At 8pm yesterday, my family and I joined the world for an hour as we turned off the lights as part of Earth Hour, an initiative launched last year by World Wildlife Fund Australia in Sydney. A relatively small event in 2007, it has kick started a global phenomenon that has become far larger than anyone seems to have anticipated. It’s estimated that some 30 million people took part last night, representing some 26 cities and 300 other locations from across 35 nations.
Starting at 8pm local time in Suva (Fiji), the lights went out across the west Pacific. Two hours later they were turned off on the Sydney Harbour Bridge. After another eighteen hours had passed, San Francisco’s Golden Gate Bridge was plunged into darkness. It was an inspiring evening. At 8pm across 14 different time zones, people turned off their lights and other appliances. It seems to have captured the imagination of people and groups around the world: Parliament in Canberra turned off their lights; farmers in the bush …

Economics for the future

The great American mechanical engineer Frederick W. Taylor once said “It’s easier to make a reporter into an economist than an economist into a reporter.” I must confess I’ve often sympathised with this view; I’ve often found it rather hard on the grey matter to follow the reasoning of some economists. I can see they have a series of logical arguments but getting my head round all of it in one go is often a challenge. On the 12 March I was fortunate to find a seat in a packed lecture at the University of Exeter where economist Professor Lord Stern of Brentford spoke on getting a global deal on climate change. This was not a dry, hard-to-follow monologue on the minutiae of economic theory. Instead, Lord Stern gave a lucid and convincing talk on the challenges we face in minimising the the risks of significant climate change. The economics were there but it was refreshingly understandable.
Lord Stern is arguably best known for heading up what is known as the Stern Review; published by th…

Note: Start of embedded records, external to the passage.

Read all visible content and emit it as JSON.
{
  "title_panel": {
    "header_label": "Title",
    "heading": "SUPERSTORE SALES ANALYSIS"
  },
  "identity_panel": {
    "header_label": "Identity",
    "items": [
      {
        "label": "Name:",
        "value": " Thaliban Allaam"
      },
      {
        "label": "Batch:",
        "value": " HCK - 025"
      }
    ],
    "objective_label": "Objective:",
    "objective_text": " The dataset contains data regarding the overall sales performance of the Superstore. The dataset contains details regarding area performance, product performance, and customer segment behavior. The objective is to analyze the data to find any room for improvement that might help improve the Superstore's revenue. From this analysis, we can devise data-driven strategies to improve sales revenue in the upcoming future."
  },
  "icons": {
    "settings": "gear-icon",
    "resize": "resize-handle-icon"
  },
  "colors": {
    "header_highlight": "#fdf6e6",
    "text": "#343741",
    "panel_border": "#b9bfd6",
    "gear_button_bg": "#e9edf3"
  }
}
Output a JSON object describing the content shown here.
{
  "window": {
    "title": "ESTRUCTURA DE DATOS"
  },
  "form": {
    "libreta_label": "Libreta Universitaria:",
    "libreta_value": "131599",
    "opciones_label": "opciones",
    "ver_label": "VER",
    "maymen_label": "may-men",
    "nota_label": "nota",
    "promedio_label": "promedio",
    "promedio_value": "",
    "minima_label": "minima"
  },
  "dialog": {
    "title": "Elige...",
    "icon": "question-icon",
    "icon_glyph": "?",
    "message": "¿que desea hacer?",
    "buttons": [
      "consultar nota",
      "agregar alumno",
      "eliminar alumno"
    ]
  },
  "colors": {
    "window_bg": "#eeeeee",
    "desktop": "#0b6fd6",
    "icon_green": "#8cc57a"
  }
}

Transition towns - towards a sustainable future

Grass root strategies for minimising our impact on the environment are developing around the world. One of the most inspirational initiatives being developed in the UK are Transition Towns, with the southwest England town of Totnes being the first of what are now many. Here, Chris Turney talks to Naresh Giangrande about the pioneering work involved in making Totnes a Transition Town (often shortened to TTT).
Chris Turney: So what is a Transition Town and how did the initiative begin?
Naresh Giangrande: Totnes is the UK’s first town exploring how to prepare for a carbon constrained, energy lean world. TTT is a community-led initiative which is working towards the
creation of an Energy Descent Action Plan for the town. The thinking behind TTT is simply that a town using much less energy and resources than we presently consume could, if properly planned for and designed, be more resilient, more abundant and more pleasurable than the present.
The project started officially with Rob Hopkins an…